## MATERIAL FOR THIS EXERCISE
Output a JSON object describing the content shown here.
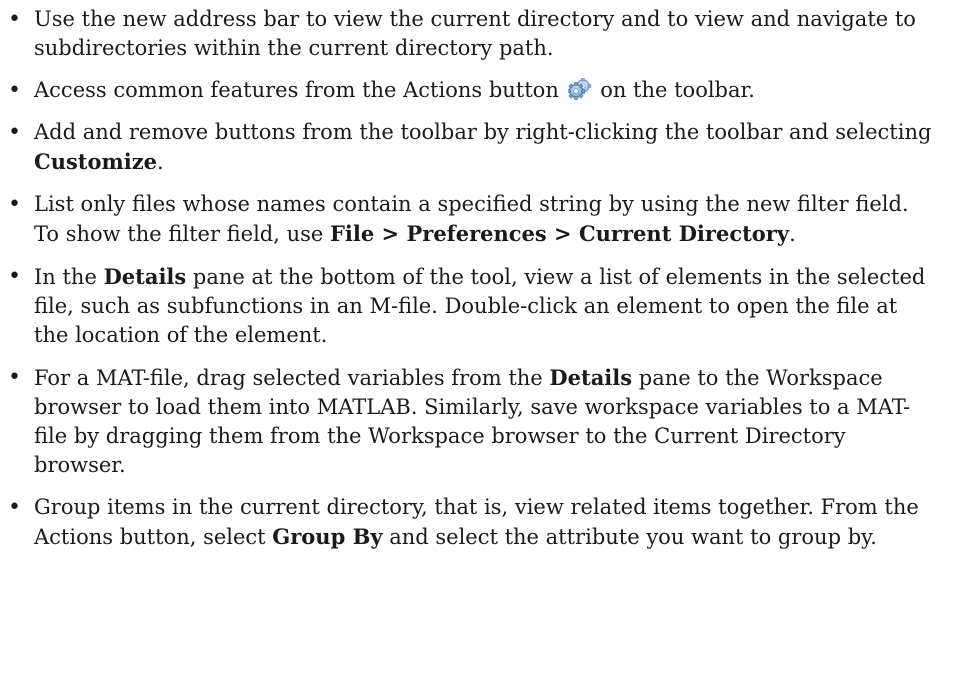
{
  "bullets": [
    {
      "parts": [
        {
          "t": "Use the new address bar to view the current directory and to view and navigate to subdirectories within the current directory path."
        }
      ]
    },
    {
      "parts": [
        {
          "t": "Access common features from the Actions button "
        },
        {
          "t": " on the toolbar."
        }
      ],
      "icon": "gear-icon"
    },
    {
      "parts": [
        {
          "t": "Add and remove buttons from the toolbar by right-clicking the toolbar and selecting "
        },
        {
          "b": "Customize"
        },
        {
          "t": "."
        }
      ]
    },
    {
      "parts": [
        {
          "t": "List only files whose names contain a specified string by using the new filter field. To show the filter field, use "
        },
        {
          "b": "File > Preferences > Current Directory"
        },
        {
          "t": "."
        }
      ]
    },
    {
      "parts": [
        {
          "t": "In the "
        },
        {
          "b": "Details"
        },
        {
          "t": " pane at the bottom of the tool, view a list of elements in the selected file, such as subfunctions in an M-file. Double-click an element to open the file at the location of the element."
        }
      ]
    },
    {
      "parts": [
        {
          "t": "For a MAT-file, drag selected variables from the "
        },
        {
          "b": "Details"
        },
        {
          "t": " pane to the Workspace browser to load them into MATLAB. Similarly, save workspace variables to a MAT-file by dragging them from the Workspace browser to the Current Directory browser."
        }
      ]
    },
    {
      "parts": [
        {
          "t": "Group items in the current directory, that is, view related items together. From the Actions button, select "
        },
        {
          "b": "Group By"
        },
        {
          "t": " and select the attribute you want to group by."
        }
      ]
    }
  ],
  "bullet_glyph": "•"
}
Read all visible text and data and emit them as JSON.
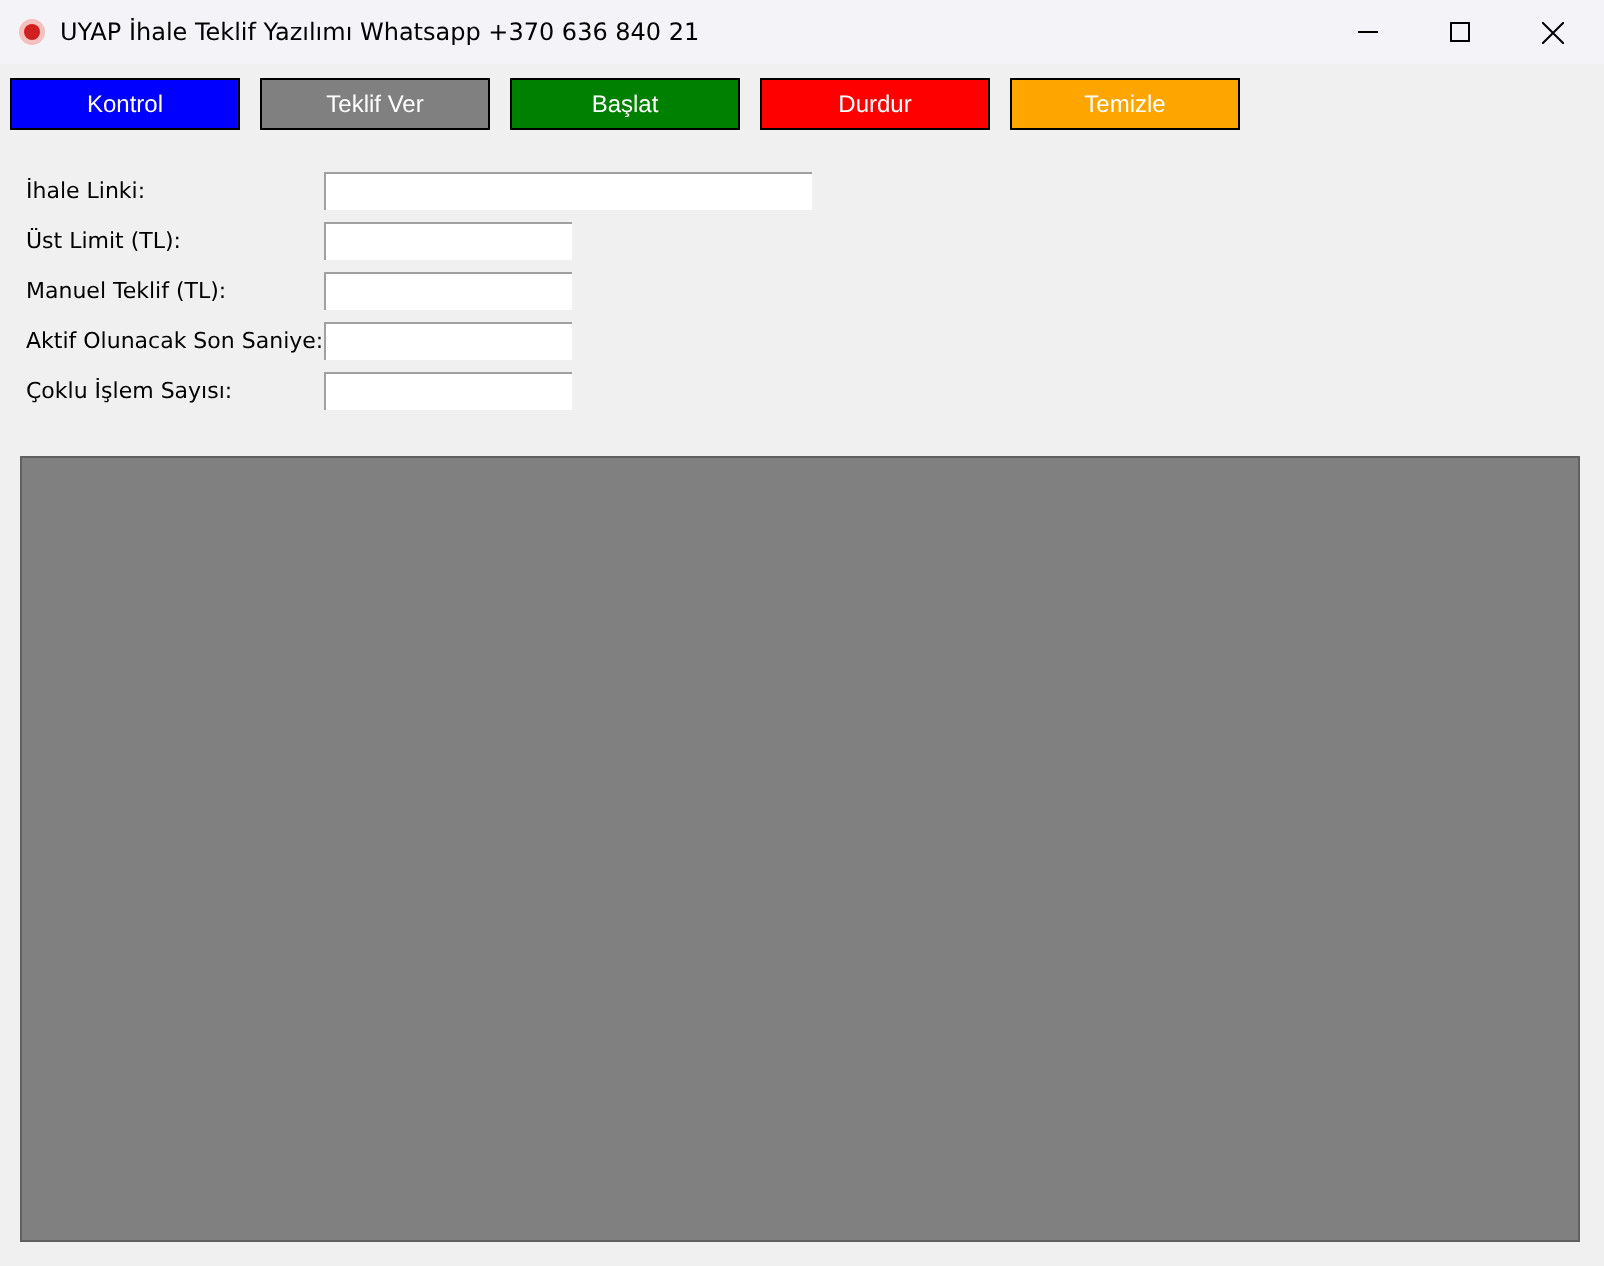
{
  "window": {
    "title": "UYAP İhale Teklif Yazılımı Whatsapp +370 636 840 21"
  },
  "buttons": [
    {
      "label": "Kontrol",
      "color": "#0000ff"
    },
    {
      "label": "Teklif Ver",
      "color": "#808080"
    },
    {
      "label": "Başlat",
      "color": "#008000"
    },
    {
      "label": "Durdur",
      "color": "#ff0000"
    },
    {
      "label": "Temizle",
      "color": "#ffa500"
    }
  ],
  "fields": [
    {
      "label": "İhale Linki:",
      "kind": "long"
    },
    {
      "label": "Üst Limit (TL):",
      "kind": "short"
    },
    {
      "label": "Manuel Teklif (TL):",
      "kind": "short"
    },
    {
      "label": "Aktif Olunacak Son Saniye:",
      "kind": "short"
    },
    {
      "label": "Çoklu İşlem Sayısı:",
      "kind": "short"
    }
  ]
}
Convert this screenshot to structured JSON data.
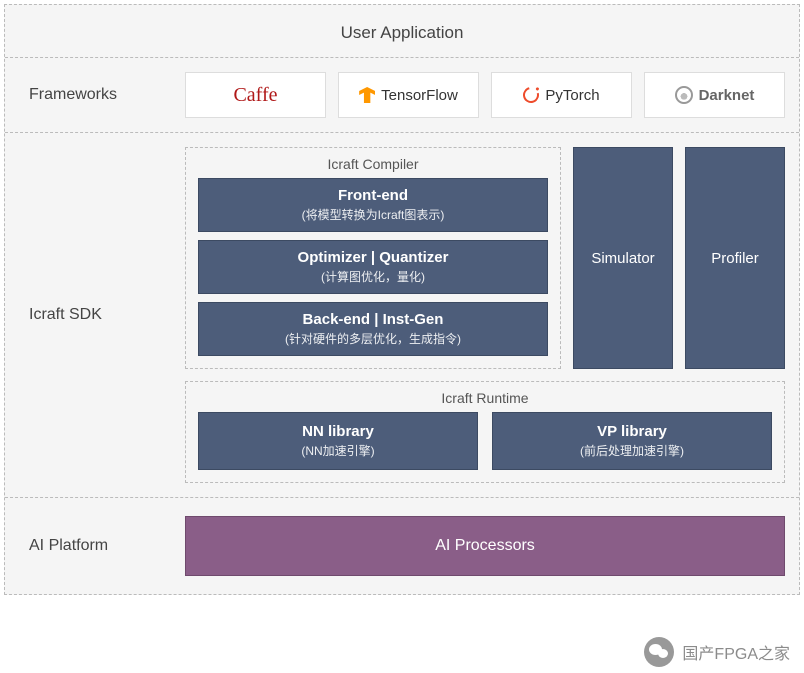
{
  "title": "User Application",
  "rows": {
    "frameworks": {
      "label": "Frameworks",
      "items": [
        "Caffe",
        "TensorFlow",
        "PyTorch",
        "Darknet"
      ]
    },
    "sdk": {
      "label": "Icraft SDK",
      "compiler": {
        "title": "Icraft Compiler",
        "blocks": [
          {
            "title": "Front-end",
            "sub": "(将模型转换为Icraft图表示)"
          },
          {
            "title": "Optimizer | Quantizer",
            "sub": "(计算图优化，量化)"
          },
          {
            "title": "Back-end | Inst-Gen",
            "sub": "(针对硬件的多层优化，生成指令)"
          }
        ]
      },
      "side": [
        "Simulator",
        "Profiler"
      ],
      "runtime": {
        "title": "Icraft Runtime",
        "blocks": [
          {
            "title": "NN library",
            "sub": "(NN加速引擎)"
          },
          {
            "title": "VP library",
            "sub": "(前后处理加速引擎)"
          }
        ]
      }
    },
    "platform": {
      "label": "AI Platform",
      "box": "AI Processors"
    }
  },
  "watermark": "国产FPGA之家"
}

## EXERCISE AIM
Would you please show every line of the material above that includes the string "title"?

## SOLUTION BELOW
    "title": "UYAP İhale Teklif Yazılımı Whatsapp +370 636 840 21"
  "title": "User Application",
        "title": "Icraft Compiler",
            "title": "Front-end",
            "title": "Optimizer | Quantizer",
            "title": "Back-end | Inst-Gen",
        "title": "Icraft Runtime",
            "title": "NN library",
            "title": "VP library",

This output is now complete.